> **WORK ORDER**:
Write out every record exactly as it appears. Skip the pictures.
-------- SUPPLIED INFORMATION
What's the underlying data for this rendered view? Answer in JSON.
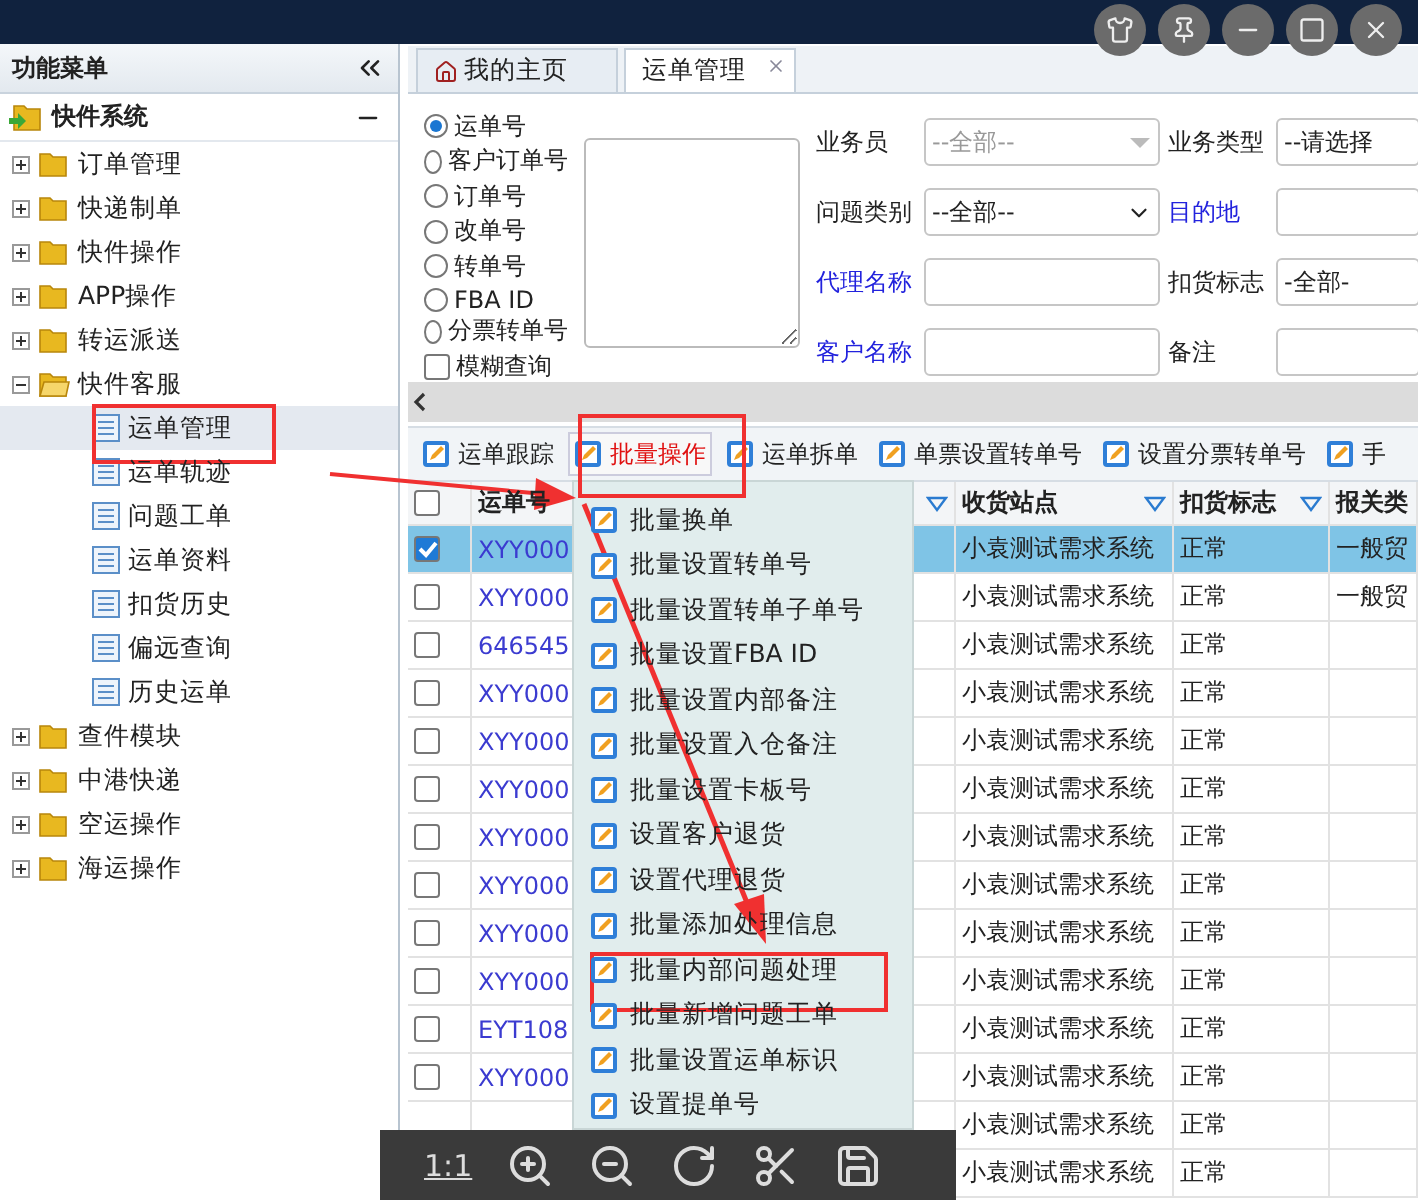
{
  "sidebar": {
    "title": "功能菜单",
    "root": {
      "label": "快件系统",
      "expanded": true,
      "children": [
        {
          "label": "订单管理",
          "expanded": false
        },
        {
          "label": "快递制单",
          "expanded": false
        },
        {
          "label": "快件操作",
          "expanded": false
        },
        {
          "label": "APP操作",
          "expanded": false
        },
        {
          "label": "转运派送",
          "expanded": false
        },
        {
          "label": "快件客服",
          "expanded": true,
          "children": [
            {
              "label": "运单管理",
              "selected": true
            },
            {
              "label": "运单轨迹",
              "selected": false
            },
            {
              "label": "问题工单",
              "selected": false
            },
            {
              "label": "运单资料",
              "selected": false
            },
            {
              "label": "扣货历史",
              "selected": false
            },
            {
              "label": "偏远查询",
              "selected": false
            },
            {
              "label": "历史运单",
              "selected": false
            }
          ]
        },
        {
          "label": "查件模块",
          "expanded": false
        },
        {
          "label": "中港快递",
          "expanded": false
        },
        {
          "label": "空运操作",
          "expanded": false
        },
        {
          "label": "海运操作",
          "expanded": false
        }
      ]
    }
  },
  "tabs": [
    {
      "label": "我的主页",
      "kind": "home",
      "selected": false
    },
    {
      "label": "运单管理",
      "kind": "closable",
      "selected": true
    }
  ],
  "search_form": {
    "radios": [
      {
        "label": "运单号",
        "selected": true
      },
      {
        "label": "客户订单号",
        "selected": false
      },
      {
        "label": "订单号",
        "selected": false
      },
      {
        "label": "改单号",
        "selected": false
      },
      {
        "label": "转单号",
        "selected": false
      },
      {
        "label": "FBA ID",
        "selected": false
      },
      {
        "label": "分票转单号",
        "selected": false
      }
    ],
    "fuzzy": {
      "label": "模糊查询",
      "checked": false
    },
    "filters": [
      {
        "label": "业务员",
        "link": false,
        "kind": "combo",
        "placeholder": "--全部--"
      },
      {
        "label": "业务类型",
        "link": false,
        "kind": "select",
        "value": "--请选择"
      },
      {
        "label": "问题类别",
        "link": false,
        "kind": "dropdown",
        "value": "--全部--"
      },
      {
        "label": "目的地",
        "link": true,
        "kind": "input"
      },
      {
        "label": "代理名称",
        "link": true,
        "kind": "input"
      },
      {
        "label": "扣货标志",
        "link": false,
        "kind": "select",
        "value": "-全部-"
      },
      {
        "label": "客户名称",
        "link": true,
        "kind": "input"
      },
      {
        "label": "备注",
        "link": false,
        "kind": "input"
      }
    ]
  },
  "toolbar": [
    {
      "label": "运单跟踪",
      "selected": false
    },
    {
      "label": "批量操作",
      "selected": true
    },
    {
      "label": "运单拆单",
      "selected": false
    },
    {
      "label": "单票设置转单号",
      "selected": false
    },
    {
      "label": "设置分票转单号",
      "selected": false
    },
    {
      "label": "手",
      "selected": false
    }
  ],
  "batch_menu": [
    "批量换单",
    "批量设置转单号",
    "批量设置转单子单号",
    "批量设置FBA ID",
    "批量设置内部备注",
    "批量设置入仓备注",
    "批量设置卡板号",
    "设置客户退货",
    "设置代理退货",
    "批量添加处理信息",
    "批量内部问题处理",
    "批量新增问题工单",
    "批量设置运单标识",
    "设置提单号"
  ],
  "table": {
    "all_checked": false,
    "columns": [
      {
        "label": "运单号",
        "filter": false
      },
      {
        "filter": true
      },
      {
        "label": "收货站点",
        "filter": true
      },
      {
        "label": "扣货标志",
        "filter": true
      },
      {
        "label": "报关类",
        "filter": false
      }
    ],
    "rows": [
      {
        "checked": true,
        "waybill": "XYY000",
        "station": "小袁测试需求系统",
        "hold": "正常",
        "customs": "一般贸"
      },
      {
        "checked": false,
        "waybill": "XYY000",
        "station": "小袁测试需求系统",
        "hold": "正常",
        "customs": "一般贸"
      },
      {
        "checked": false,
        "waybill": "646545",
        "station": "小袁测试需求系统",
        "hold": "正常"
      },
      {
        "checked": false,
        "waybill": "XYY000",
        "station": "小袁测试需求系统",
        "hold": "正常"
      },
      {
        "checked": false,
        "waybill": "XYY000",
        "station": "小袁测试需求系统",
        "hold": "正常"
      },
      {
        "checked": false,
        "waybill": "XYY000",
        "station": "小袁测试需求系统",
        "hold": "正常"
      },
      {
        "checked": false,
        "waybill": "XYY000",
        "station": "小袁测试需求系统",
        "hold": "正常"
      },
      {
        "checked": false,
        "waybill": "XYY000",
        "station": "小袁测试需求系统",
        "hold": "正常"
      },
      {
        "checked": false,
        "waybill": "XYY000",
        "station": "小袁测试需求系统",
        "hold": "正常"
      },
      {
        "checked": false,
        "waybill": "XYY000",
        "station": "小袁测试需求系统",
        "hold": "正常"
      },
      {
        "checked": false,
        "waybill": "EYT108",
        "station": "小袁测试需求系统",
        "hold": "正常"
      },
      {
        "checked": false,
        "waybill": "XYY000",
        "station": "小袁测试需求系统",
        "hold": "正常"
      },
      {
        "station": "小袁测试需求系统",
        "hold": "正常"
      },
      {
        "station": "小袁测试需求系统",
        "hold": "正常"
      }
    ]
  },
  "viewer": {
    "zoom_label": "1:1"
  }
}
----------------
> **RESULT OF THE TASK**:
What's the underlying data for this rendered view? Answer in JSON.
{
  "sidebar": {
    "title": "功能菜单",
    "root": {
      "label": "快件系统",
      "expanded": true,
      "children": [
        {
          "label": "订单管理",
          "expanded": false
        },
        {
          "label": "快递制单",
          "expanded": false
        },
        {
          "label": "快件操作",
          "expanded": false
        },
        {
          "label": "APP操作",
          "expanded": false
        },
        {
          "label": "转运派送",
          "expanded": false
        },
        {
          "label": "快件客服",
          "expanded": true,
          "children": [
            {
              "label": "运单管理",
              "selected": true
            },
            {
              "label": "运单轨迹",
              "selected": false
            },
            {
              "label": "问题工单",
              "selected": false
            },
            {
              "label": "运单资料",
              "selected": false
            },
            {
              "label": "扣货历史",
              "selected": false
            },
            {
              "label": "偏远查询",
              "selected": false
            },
            {
              "label": "历史运单",
              "selected": false
            }
          ]
        },
        {
          "label": "查件模块",
          "expanded": false
        },
        {
          "label": "中港快递",
          "expanded": false
        },
        {
          "label": "空运操作",
          "expanded": false
        },
        {
          "label": "海运操作",
          "expanded": false
        }
      ]
    }
  },
  "tabs": [
    {
      "label": "我的主页",
      "kind": "home",
      "selected": false
    },
    {
      "label": "运单管理",
      "kind": "closable",
      "selected": true
    }
  ],
  "search_form": {
    "radios": [
      {
        "label": "运单号",
        "selected": true
      },
      {
        "label": "客户订单号",
        "selected": false
      },
      {
        "label": "订单号",
        "selected": false
      },
      {
        "label": "改单号",
        "selected": false
      },
      {
        "label": "转单号",
        "selected": false
      },
      {
        "label": "FBA ID",
        "selected": false
      },
      {
        "label": "分票转单号",
        "selected": false
      }
    ],
    "fuzzy": {
      "label": "模糊查询",
      "checked": false
    },
    "filters": [
      {
        "label": "业务员",
        "link": false,
        "kind": "combo",
        "placeholder": "--全部--"
      },
      {
        "label": "业务类型",
        "link": false,
        "kind": "select",
        "value": "--请选择"
      },
      {
        "label": "问题类别",
        "link": false,
        "kind": "dropdown",
        "value": "--全部--"
      },
      {
        "label": "目的地",
        "link": true,
        "kind": "input"
      },
      {
        "label": "代理名称",
        "link": true,
        "kind": "input"
      },
      {
        "label": "扣货标志",
        "link": false,
        "kind": "select",
        "value": "-全部-"
      },
      {
        "label": "客户名称",
        "link": true,
        "kind": "input"
      },
      {
        "label": "备注",
        "link": false,
        "kind": "input"
      }
    ]
  },
  "toolbar": [
    {
      "label": "运单跟踪",
      "selected": false
    },
    {
      "label": "批量操作",
      "selected": true
    },
    {
      "label": "运单拆单",
      "selected": false
    },
    {
      "label": "单票设置转单号",
      "selected": false
    },
    {
      "label": "设置分票转单号",
      "selected": false
    },
    {
      "label": "手",
      "selected": false
    }
  ],
  "batch_menu": [
    "批量换单",
    "批量设置转单号",
    "批量设置转单子单号",
    "批量设置FBA ID",
    "批量设置内部备注",
    "批量设置入仓备注",
    "批量设置卡板号",
    "设置客户退货",
    "设置代理退货",
    "批量添加处理信息",
    "批量内部问题处理",
    "批量新增问题工单",
    "批量设置运单标识",
    "设置提单号"
  ],
  "table": {
    "all_checked": false,
    "columns": [
      {
        "label": "运单号",
        "filter": false
      },
      {
        "filter": true
      },
      {
        "label": "收货站点",
        "filter": true
      },
      {
        "label": "扣货标志",
        "filter": true
      },
      {
        "label": "报关类",
        "filter": false
      }
    ],
    "rows": [
      {
        "checked": true,
        "waybill": "XYY000",
        "station": "小袁测试需求系统",
        "hold": "正常",
        "customs": "一般贸"
      },
      {
        "checked": false,
        "waybill": "XYY000",
        "station": "小袁测试需求系统",
        "hold": "正常",
        "customs": "一般贸"
      },
      {
        "checked": false,
        "waybill": "646545",
        "station": "小袁测试需求系统",
        "hold": "正常"
      },
      {
        "checked": false,
        "waybill": "XYY000",
        "station": "小袁测试需求系统",
        "hold": "正常"
      },
      {
        "checked": false,
        "waybill": "XYY000",
        "station": "小袁测试需求系统",
        "hold": "正常"
      },
      {
        "checked": false,
        "waybill": "XYY000",
        "station": "小袁测试需求系统",
        "hold": "正常"
      },
      {
        "checked": false,
        "waybill": "XYY000",
        "station": "小袁测试需求系统",
        "hold": "正常"
      },
      {
        "checked": false,
        "waybill": "XYY000",
        "station": "小袁测试需求系统",
        "hold": "正常"
      },
      {
        "checked": false,
        "waybill": "XYY000",
        "station": "小袁测试需求系统",
        "hold": "正常"
      },
      {
        "checked": false,
        "waybill": "XYY000",
        "station": "小袁测试需求系统",
        "hold": "正常"
      },
      {
        "checked": false,
        "waybill": "EYT108",
        "station": "小袁测试需求系统",
        "hold": "正常"
      },
      {
        "checked": false,
        "waybill": "XYY000",
        "station": "小袁测试需求系统",
        "hold": "正常"
      },
      {
        "station": "小袁测试需求系统",
        "hold": "正常"
      },
      {
        "station": "小袁测试需求系统",
        "hold": "正常"
      }
    ]
  },
  "viewer": {
    "zoom_label": "1:1"
  }
}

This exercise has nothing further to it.